===== AVAILABLE RECORDS

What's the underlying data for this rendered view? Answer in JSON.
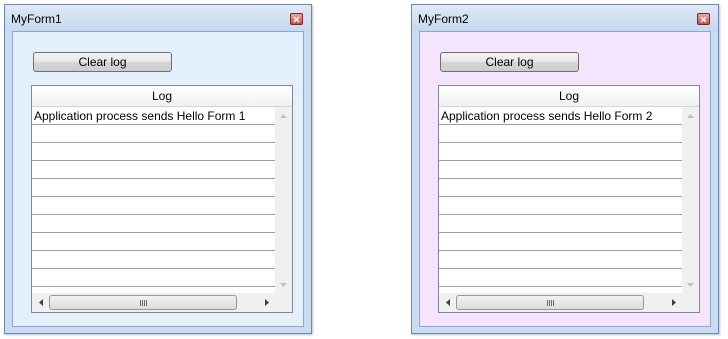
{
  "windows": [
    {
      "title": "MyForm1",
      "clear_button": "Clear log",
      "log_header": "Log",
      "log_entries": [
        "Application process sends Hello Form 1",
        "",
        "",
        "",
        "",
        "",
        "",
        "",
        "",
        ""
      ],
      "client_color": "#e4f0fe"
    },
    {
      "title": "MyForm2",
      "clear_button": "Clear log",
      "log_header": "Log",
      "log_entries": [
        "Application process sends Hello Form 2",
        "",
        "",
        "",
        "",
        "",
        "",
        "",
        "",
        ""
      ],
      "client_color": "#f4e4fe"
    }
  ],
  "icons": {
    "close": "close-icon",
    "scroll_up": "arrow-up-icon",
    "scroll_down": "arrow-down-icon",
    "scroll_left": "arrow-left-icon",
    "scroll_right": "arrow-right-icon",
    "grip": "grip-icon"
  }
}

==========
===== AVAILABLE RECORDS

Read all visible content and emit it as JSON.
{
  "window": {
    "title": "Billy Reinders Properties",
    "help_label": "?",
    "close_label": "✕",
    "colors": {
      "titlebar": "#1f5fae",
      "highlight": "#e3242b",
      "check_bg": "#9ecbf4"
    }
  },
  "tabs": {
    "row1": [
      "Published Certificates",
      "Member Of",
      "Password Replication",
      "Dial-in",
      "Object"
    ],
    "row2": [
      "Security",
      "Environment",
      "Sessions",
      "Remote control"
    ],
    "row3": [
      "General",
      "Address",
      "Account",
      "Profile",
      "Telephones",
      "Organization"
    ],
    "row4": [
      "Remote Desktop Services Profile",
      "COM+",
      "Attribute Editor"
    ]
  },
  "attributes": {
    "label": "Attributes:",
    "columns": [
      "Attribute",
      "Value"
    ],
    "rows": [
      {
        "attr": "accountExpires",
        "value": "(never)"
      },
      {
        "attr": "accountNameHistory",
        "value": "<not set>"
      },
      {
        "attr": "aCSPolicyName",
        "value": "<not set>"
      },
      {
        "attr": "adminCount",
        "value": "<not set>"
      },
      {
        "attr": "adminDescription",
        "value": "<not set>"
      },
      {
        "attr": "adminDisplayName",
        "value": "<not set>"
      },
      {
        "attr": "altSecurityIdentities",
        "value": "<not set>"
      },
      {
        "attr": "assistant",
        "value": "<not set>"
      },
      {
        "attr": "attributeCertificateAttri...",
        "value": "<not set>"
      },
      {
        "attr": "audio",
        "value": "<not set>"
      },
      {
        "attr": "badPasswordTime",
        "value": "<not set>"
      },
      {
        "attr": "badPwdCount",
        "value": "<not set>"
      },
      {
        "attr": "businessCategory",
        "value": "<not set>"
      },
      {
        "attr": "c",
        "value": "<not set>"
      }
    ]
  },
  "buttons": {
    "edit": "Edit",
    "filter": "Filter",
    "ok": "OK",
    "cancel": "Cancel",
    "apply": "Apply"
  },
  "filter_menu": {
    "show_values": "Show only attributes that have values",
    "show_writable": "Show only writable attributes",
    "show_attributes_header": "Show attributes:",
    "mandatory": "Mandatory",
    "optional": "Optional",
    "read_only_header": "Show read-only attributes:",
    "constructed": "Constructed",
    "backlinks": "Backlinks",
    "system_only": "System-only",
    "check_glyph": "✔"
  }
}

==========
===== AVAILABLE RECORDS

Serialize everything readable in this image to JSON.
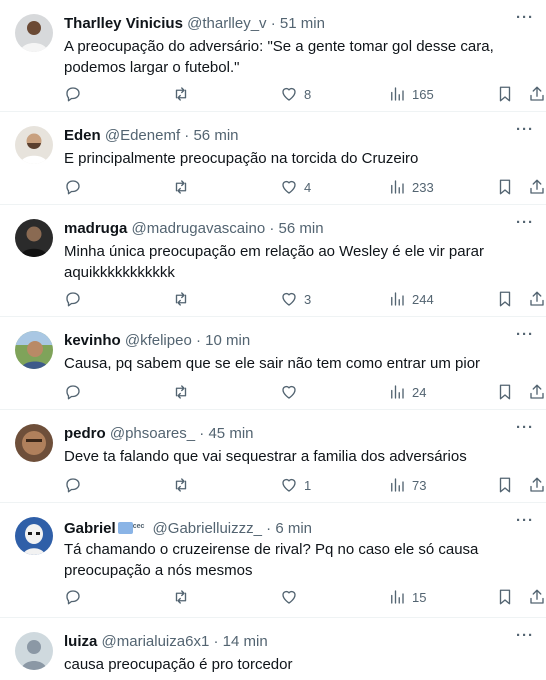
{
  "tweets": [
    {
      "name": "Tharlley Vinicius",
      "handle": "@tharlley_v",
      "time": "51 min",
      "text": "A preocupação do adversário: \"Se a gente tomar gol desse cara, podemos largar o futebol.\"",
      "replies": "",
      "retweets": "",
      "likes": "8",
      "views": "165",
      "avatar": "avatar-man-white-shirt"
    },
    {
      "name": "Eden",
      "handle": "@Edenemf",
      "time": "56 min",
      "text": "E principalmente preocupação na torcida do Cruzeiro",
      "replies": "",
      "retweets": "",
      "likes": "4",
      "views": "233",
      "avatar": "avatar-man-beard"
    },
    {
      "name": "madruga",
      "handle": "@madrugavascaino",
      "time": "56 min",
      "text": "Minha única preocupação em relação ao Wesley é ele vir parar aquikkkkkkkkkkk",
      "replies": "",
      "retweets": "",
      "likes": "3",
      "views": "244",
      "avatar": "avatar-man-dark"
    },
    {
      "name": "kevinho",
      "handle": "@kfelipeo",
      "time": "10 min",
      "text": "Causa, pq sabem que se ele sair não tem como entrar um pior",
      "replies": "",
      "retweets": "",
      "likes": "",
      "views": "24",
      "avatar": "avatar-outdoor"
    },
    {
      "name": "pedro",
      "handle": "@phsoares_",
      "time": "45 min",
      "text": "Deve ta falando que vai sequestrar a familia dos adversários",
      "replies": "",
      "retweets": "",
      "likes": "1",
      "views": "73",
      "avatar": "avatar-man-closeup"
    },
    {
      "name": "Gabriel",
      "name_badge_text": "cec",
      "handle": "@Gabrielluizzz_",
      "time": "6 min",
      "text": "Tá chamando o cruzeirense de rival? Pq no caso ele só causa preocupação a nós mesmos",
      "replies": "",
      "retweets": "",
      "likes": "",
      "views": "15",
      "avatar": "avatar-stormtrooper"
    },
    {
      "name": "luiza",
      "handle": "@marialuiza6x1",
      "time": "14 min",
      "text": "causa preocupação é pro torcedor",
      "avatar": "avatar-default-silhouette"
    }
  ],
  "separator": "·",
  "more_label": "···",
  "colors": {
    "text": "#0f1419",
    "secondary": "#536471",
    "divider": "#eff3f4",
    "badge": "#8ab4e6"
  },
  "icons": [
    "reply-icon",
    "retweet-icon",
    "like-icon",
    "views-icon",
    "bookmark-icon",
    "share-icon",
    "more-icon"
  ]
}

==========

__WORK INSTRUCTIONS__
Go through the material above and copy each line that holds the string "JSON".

__RESULT FOR THIS TASK__
What's the underlying data for this rendered view? Answer in JSON.
Read all visible content and emit it as JSON.
Serialize everything readable in this image to JSON.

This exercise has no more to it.